At its December 2021 open meeting, the Federal Energy Regulatory Commission (FERC or the Commission) approved new rules to improve utilization of the transmission system by redefining “transmission line rating” to account for ambient weather conditions. The Commission expects that the change will permit greater transmission line utilization while also fostering reliability and safety. Transmission providers have 120 days to submit a compliance filing to account for the redefinition and must implement all requirements within three years of the compliance filing due date.
The US Environmental Protection Agency (EPA) recently issued a proposed rule under the Clean Act intended to reduce emissions of greenhouse gases (GHGs) and air pollutants from crude oil and natural gas operations (production, processing, transmission, and storage segments).

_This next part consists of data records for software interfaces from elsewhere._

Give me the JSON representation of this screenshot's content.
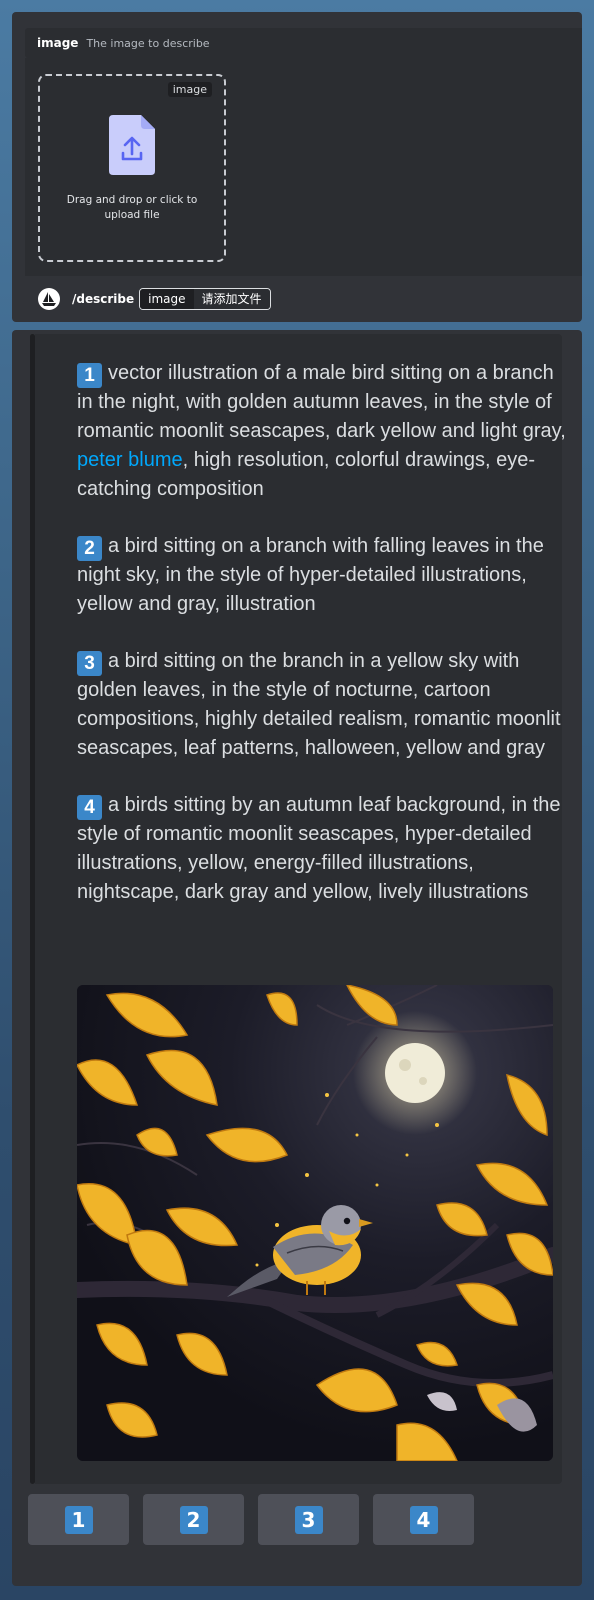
{
  "option": {
    "name": "image",
    "description": "The image to describe"
  },
  "dropzone": {
    "tag": "image",
    "text": "Drag and drop or click to upload file",
    "icon": "upload-file-icon"
  },
  "command": {
    "name": "/describe",
    "chip_key": "image",
    "chip_value": "请添加文件"
  },
  "prompts": [
    {
      "number": "1",
      "text_before": "vector illustration of a male bird sitting on a branch in the night, with golden autumn leaves, in the style of romantic moonlit seascapes, dark yellow and light gray, ",
      "link": "peter blume",
      "text_after": ", high resolution, colorful drawings, eye-catching composition"
    },
    {
      "number": "2",
      "text": "a bird sitting on a branch with falling leaves in the night sky, in the style of hyper-detailed illustrations, yellow and gray, illustration"
    },
    {
      "number": "3",
      "text": "a bird sitting on the branch in a yellow sky with golden leaves, in the style of nocturne, cartoon compositions, highly detailed realism, romantic moonlit seascapes, leaf patterns, halloween, yellow and gray"
    },
    {
      "number": "4",
      "text": "a birds sitting by an autumn leaf background, in the style of romantic moonlit seascapes, hyper-detailed illustrations, yellow, energy-filled illustrations, nightscape, dark gray and yellow, lively illustrations"
    }
  ],
  "buttons": [
    "1",
    "2",
    "3",
    "4"
  ],
  "colors": {
    "accent": "#3b87c9",
    "link": "#00a8fc",
    "panel": "#313338",
    "embed": "#2b2d31",
    "button": "#4e5058"
  }
}
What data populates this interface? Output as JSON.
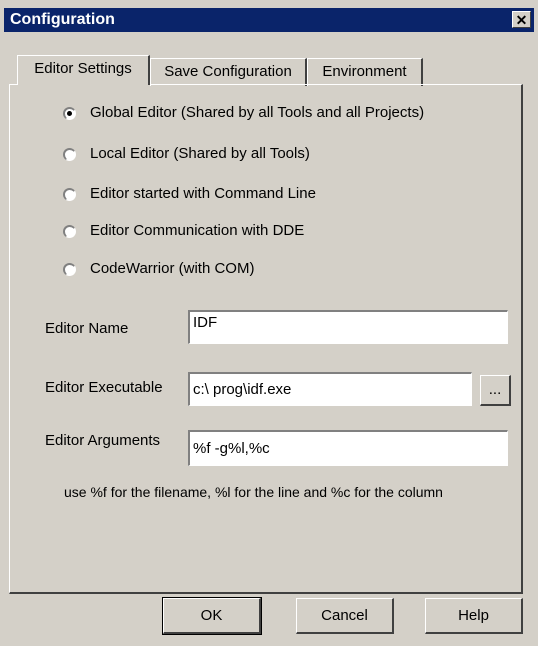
{
  "window": {
    "title": "Configuration",
    "close_symbol": "✕"
  },
  "tabs": [
    {
      "label": "Editor Settings"
    },
    {
      "label": "Save Configuration"
    },
    {
      "label": "Environment"
    }
  ],
  "editor_options": [
    {
      "label": "Global Editor (Shared by all Tools and all Projects)",
      "selected": true
    },
    {
      "label": "Local Editor (Shared by all Tools)",
      "selected": false
    },
    {
      "label": "Editor started with Command Line",
      "selected": false
    },
    {
      "label": "Editor Communication with DDE",
      "selected": false
    },
    {
      "label": "CodeWarrior (with COM)",
      "selected": false
    }
  ],
  "fields": {
    "editor_name": {
      "label": "Editor Name",
      "value": "IDF"
    },
    "editor_executable": {
      "label": "Editor Executable",
      "value": "c:\\ prog\\idf.exe",
      "browse_label": "..."
    },
    "editor_arguments": {
      "label": "Editor Arguments",
      "value": "%f -g%l,%c"
    }
  },
  "hint": "use %f for the filename, %l for the line and %c for the column",
  "buttons": {
    "ok": "OK",
    "cancel": "Cancel",
    "help": "Help"
  },
  "colors": {
    "title_bar": "#0a246a",
    "face": "#d4d0c8"
  }
}
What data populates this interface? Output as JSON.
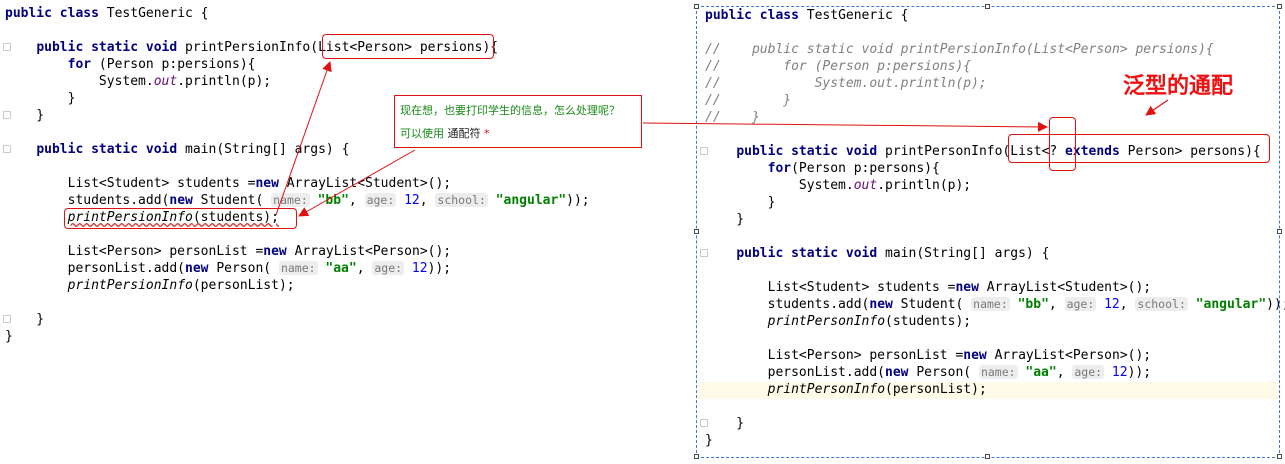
{
  "left": {
    "lines": [
      [
        {
          "t": "pub",
          "c": "kw"
        },
        {
          "t": "lic",
          "c": "kw"
        },
        {
          "t": " "
        },
        {
          "t": "class",
          "c": "kw"
        },
        {
          "t": " TestGeneric {"
        }
      ],
      [],
      [
        {
          "t": "    "
        },
        {
          "t": "public static void",
          "c": "kw"
        },
        {
          "t": " printPersionInfo(List<Person> persions){"
        }
      ],
      [
        {
          "t": "        "
        },
        {
          "t": "for",
          "c": "kw"
        },
        {
          "t": " (Person p:persions){"
        }
      ],
      [
        {
          "t": "            System."
        },
        {
          "t": "out",
          "c": "fld"
        },
        {
          "t": ".println(p);"
        }
      ],
      [
        {
          "t": "        }"
        }
      ],
      [
        {
          "t": "    }"
        }
      ],
      [],
      [
        {
          "t": "    "
        },
        {
          "t": "public static void",
          "c": "kw"
        },
        {
          "t": " main(String[] args) {"
        }
      ],
      [],
      [
        {
          "t": "        List<Student> students ="
        },
        {
          "t": "new",
          "c": "kw"
        },
        {
          "t": " ArrayList<Student>();"
        }
      ],
      [
        {
          "t": "        students.add("
        },
        {
          "t": "new",
          "c": "kw"
        },
        {
          "t": " Student( "
        },
        {
          "t": "name:",
          "c": "hint"
        },
        {
          "t": " "
        },
        {
          "t": "\"bb\"",
          "c": "str"
        },
        {
          "t": ", "
        },
        {
          "t": "age:",
          "c": "hint"
        },
        {
          "t": " "
        },
        {
          "t": "12",
          "c": "num"
        },
        {
          "t": ", "
        },
        {
          "t": "school:",
          "c": "hint"
        },
        {
          "t": " "
        },
        {
          "t": "\"angular\"",
          "c": "str"
        },
        {
          "t": "));"
        }
      ],
      [
        {
          "t": "        "
        },
        {
          "t": "printPersionInfo",
          "c": "it squig"
        },
        {
          "t": "(students);",
          "c": "squig"
        }
      ],
      [],
      [
        {
          "t": "        List<Person> personList ="
        },
        {
          "t": "new",
          "c": "kw"
        },
        {
          "t": " ArrayList<Person>();"
        }
      ],
      [
        {
          "t": "        personList.add("
        },
        {
          "t": "new",
          "c": "kw"
        },
        {
          "t": " Person( "
        },
        {
          "t": "name:",
          "c": "hint"
        },
        {
          "t": " "
        },
        {
          "t": "\"aa\"",
          "c": "str"
        },
        {
          "t": ", "
        },
        {
          "t": "age:",
          "c": "hint"
        },
        {
          "t": " "
        },
        {
          "t": "12",
          "c": "num"
        },
        {
          "t": "));"
        }
      ],
      [
        {
          "t": "        "
        },
        {
          "t": "printPersionInfo",
          "c": "it"
        },
        {
          "t": "(personList);"
        }
      ],
      [],
      [
        {
          "t": "    }"
        }
      ],
      [
        {
          "t": "}"
        }
      ]
    ]
  },
  "right": {
    "lines": [
      [
        {
          "t": "public",
          "c": "kw"
        },
        {
          "t": " "
        },
        {
          "t": "class",
          "c": "kw"
        },
        {
          "t": " TestGeneric {"
        }
      ],
      [],
      [
        {
          "t": "//    public static void printPersionInfo(List<Person> persions){",
          "c": "cmt"
        }
      ],
      [
        {
          "t": "//        for (Person p:persions){",
          "c": "cmt"
        }
      ],
      [
        {
          "t": "//            System.out.println(p);",
          "c": "cmt"
        }
      ],
      [
        {
          "t": "//        }",
          "c": "cmt"
        }
      ],
      [
        {
          "t": "//    }",
          "c": "cmt"
        }
      ],
      [],
      [
        {
          "t": "    "
        },
        {
          "t": "public static void",
          "c": "kw"
        },
        {
          "t": " printPersonInfo(List<? "
        },
        {
          "t": "extends",
          "c": "kw"
        },
        {
          "t": " Person> persons){"
        }
      ],
      [
        {
          "t": "        "
        },
        {
          "t": "for",
          "c": "kw"
        },
        {
          "t": "(Person p:persons){"
        }
      ],
      [
        {
          "t": "            System."
        },
        {
          "t": "out",
          "c": "fld"
        },
        {
          "t": ".println(p);"
        }
      ],
      [
        {
          "t": "        }"
        }
      ],
      [
        {
          "t": "    }"
        }
      ],
      [],
      [
        {
          "t": "    "
        },
        {
          "t": "public static void",
          "c": "kw"
        },
        {
          "t": " main(String[] args) {"
        }
      ],
      [],
      [
        {
          "t": "        List<Student> students ="
        },
        {
          "t": "new",
          "c": "kw"
        },
        {
          "t": " ArrayList<Student>();"
        }
      ],
      [
        {
          "t": "        students.add("
        },
        {
          "t": "new",
          "c": "kw"
        },
        {
          "t": " Student( "
        },
        {
          "t": "name:",
          "c": "hint"
        },
        {
          "t": " "
        },
        {
          "t": "\"bb\"",
          "c": "str"
        },
        {
          "t": ", "
        },
        {
          "t": "age:",
          "c": "hint"
        },
        {
          "t": " "
        },
        {
          "t": "12",
          "c": "num"
        },
        {
          "t": ", "
        },
        {
          "t": "school:",
          "c": "hint"
        },
        {
          "t": " "
        },
        {
          "t": "\"angular\"",
          "c": "str"
        },
        {
          "t": "));"
        }
      ],
      [
        {
          "t": "        "
        },
        {
          "t": "printPersonInfo",
          "c": "it"
        },
        {
          "t": "(students);"
        }
      ],
      [],
      [
        {
          "t": "        List<Person> personList ="
        },
        {
          "t": "new",
          "c": "kw"
        },
        {
          "t": " ArrayList<Person>();"
        }
      ],
      [
        {
          "t": "        personList.add("
        },
        {
          "t": "new",
          "c": "kw"
        },
        {
          "t": " Person( "
        },
        {
          "t": "name:",
          "c": "hint"
        },
        {
          "t": " "
        },
        {
          "t": "\"aa\"",
          "c": "str"
        },
        {
          "t": ", "
        },
        {
          "t": "age:",
          "c": "hint"
        },
        {
          "t": " "
        },
        {
          "t": "12",
          "c": "num"
        },
        {
          "t": "));"
        }
      ],
      [
        {
          "t": "        "
        },
        {
          "t": "printPersonInfo",
          "c": "it"
        },
        {
          "t": "(personList);"
        }
      ],
      [],
      [
        {
          "t": "    }"
        }
      ],
      [
        {
          "t": "}"
        }
      ]
    ]
  },
  "note": {
    "line1": "现在想，也要打印学生的信息，怎么处理呢？",
    "line2_prefix": "可以使用",
    "line2_term": "通配符",
    "line2_star": "*"
  },
  "annotation_label": "泛型的通配",
  "colors": {
    "keyword": "#000080",
    "string": "#008000",
    "number": "#0000ff",
    "comment": "#808080",
    "field": "#660e7a",
    "annotation_red": "#e01010",
    "note_text_green": "#1a8a1a"
  }
}
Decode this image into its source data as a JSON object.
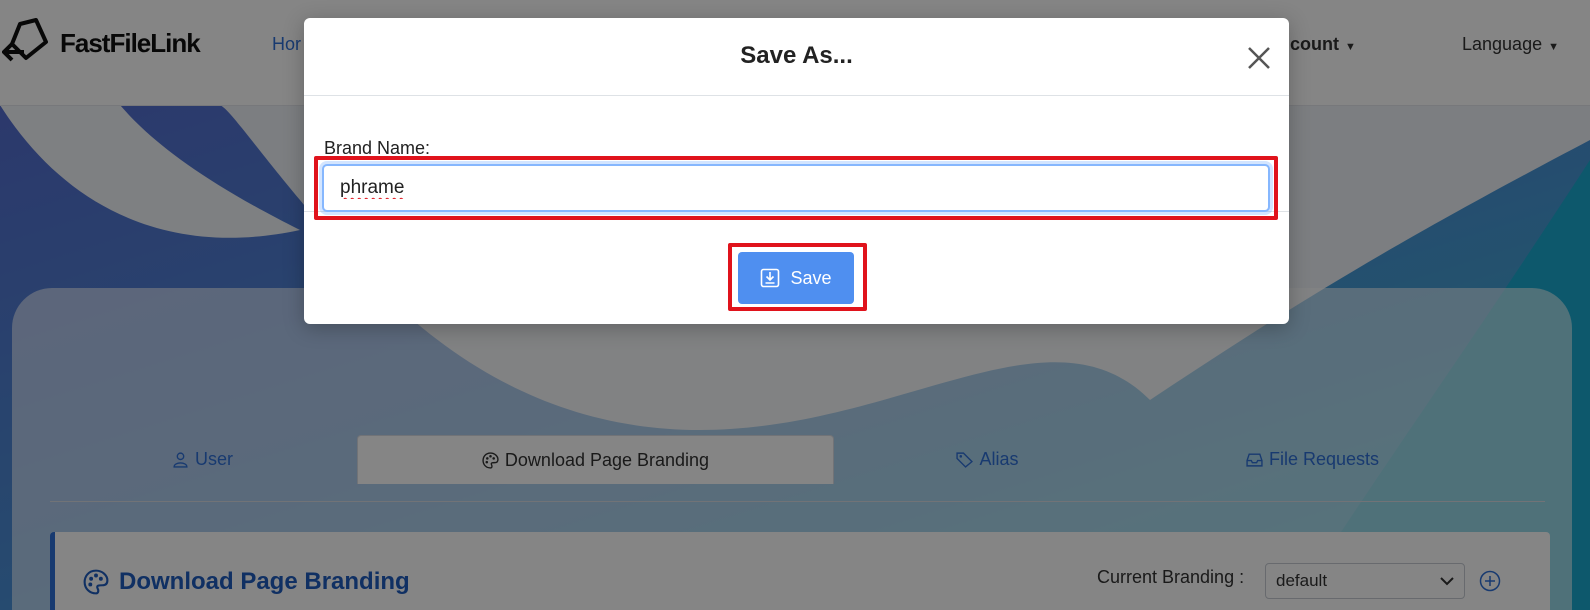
{
  "app": {
    "brand": "FastFileLink"
  },
  "nav": {
    "home": "Hor",
    "account": "count",
    "language": "Language"
  },
  "tabs": [
    {
      "label": "User",
      "icon": "user-icon"
    },
    {
      "label": "Download Page Branding",
      "icon": "palette-icon",
      "active": true
    },
    {
      "label": "Alias",
      "icon": "tag-icon"
    },
    {
      "label": "File Requests",
      "icon": "inbox-icon"
    }
  ],
  "section": {
    "title": "Download Page Branding",
    "current_branding_label": "Current Branding :",
    "current_branding_value": "default"
  },
  "modal": {
    "title": "Save As...",
    "field_label": "Brand Name:",
    "field_value": "phrame",
    "save_label": "Save"
  },
  "colors": {
    "accent": "#2f6fd6",
    "save_button": "#4f8ff0",
    "highlight": "#e0131c"
  }
}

US President Joseph Biden signed an executive order on August 5 that underscores his stated commitment to encourage the development and deployment of electric vehicles (EVs) as part of the Biden-Harris administration’s clean energy agenda. The executive order, Strengthening American Leadership in Clean Cars and Trucks, aims to increase the production of zero-emission vehicles by 2030 and directs new pollution and fuel economy standards for light‑, medium-, and heavy-duty vehicles for model years 2027 and later. President Biden’s issuance of the executive order, combined with the EV-related implications of various provisions in the draft infrastructure bill currently pending in Congress, may well serve to facilitate increased deployment of EVs in US markets.

The National Association of Regulatory Utility Commissioners (NARUC) has submitted 10 nominees to FERC to serve on the newly formed Joint Federal-State Task Force on Electric Transmission. Last month in Docket No. AD21-15, FERC issued an order establishing a joint federal-state task force with NARUC to evaluate barriers and solutions to transmission development. The task force will conduct joint hearings on transmission-related issues with a focus on developing ways to plan and pay for new transmission facilities that are best for the public interest.